To efficiently store equipment in a small room, Paniagua has had to think outside the shadowbox; her solution was to use as much of the room’s vertical space as possible. “We have a locker room in the back quadrant,” she says. “We’ve really had to learn to use above-locker space.”
Because of the room’s original intention, Paniagua also faced another challenge—acoustics.
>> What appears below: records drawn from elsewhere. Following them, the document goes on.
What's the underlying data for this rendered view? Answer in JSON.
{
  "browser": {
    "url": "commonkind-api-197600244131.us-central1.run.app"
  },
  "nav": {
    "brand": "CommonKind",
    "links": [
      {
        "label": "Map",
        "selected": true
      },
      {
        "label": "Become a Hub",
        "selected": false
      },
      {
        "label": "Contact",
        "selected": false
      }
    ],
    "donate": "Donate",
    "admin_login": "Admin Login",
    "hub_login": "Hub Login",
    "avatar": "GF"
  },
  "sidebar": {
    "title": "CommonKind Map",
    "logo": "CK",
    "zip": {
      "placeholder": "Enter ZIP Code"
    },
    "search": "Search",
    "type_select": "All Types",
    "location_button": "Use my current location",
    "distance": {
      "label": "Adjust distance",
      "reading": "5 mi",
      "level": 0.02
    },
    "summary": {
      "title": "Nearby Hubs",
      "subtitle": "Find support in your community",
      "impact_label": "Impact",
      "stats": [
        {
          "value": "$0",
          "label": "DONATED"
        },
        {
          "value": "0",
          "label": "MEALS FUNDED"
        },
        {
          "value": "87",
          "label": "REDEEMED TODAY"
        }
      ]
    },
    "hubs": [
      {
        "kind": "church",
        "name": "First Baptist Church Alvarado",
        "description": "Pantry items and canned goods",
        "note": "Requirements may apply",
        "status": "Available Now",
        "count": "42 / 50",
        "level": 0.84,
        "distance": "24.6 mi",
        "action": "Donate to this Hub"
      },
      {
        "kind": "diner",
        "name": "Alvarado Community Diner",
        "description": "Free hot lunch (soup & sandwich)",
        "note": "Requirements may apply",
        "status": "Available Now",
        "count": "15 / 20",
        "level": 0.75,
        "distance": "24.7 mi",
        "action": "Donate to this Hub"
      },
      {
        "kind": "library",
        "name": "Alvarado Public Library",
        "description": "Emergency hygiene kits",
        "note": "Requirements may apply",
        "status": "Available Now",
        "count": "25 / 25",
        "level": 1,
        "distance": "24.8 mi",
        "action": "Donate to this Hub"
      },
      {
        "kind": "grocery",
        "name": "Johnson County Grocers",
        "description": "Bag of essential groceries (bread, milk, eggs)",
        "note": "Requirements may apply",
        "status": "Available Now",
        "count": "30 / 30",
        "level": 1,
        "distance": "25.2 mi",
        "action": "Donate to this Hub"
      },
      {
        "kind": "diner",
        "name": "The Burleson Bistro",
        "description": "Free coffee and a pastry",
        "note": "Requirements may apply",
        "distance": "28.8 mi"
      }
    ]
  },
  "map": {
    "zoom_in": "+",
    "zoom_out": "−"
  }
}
As a theater, the room was designed to carry and project the sound. “In a band room, you want the opposite; you want to deaden that sound,” she says.
Now all of the walls and the ceiling are covered with paneling to prevent sound from bouncing off.
For Cox, one of the most important tasks is getting his room organized in the off-season. “My biggest thing is trying to get organized in the summer,” he says. “Right now, there is nothing on the floor of my band room.”
Cox suggests cleaning out the entire band room at least once per marking period to maintain organization. “Kids will put things anywhere they want to at the end of rehearsal,” he says. “Once per marking period, we completely clear the room and set it up the next week.”
To keep Fayetteville’s room organized, Harper has always seen storage as a crucial piece of the puzzle. “You can never have enough storage,” he emphasizes. “If there’s anything we can tell someone [who wants to] build a new facility—figure out all the storage you need and multiply it by two!”
For schools undergoing renovation, Harper suggests that directors try to obtain a larger band room than they currently need. “You want to allow for growth,” he says. “You don’t want to outgrow the band room in three or four years. Build for more than what you have.”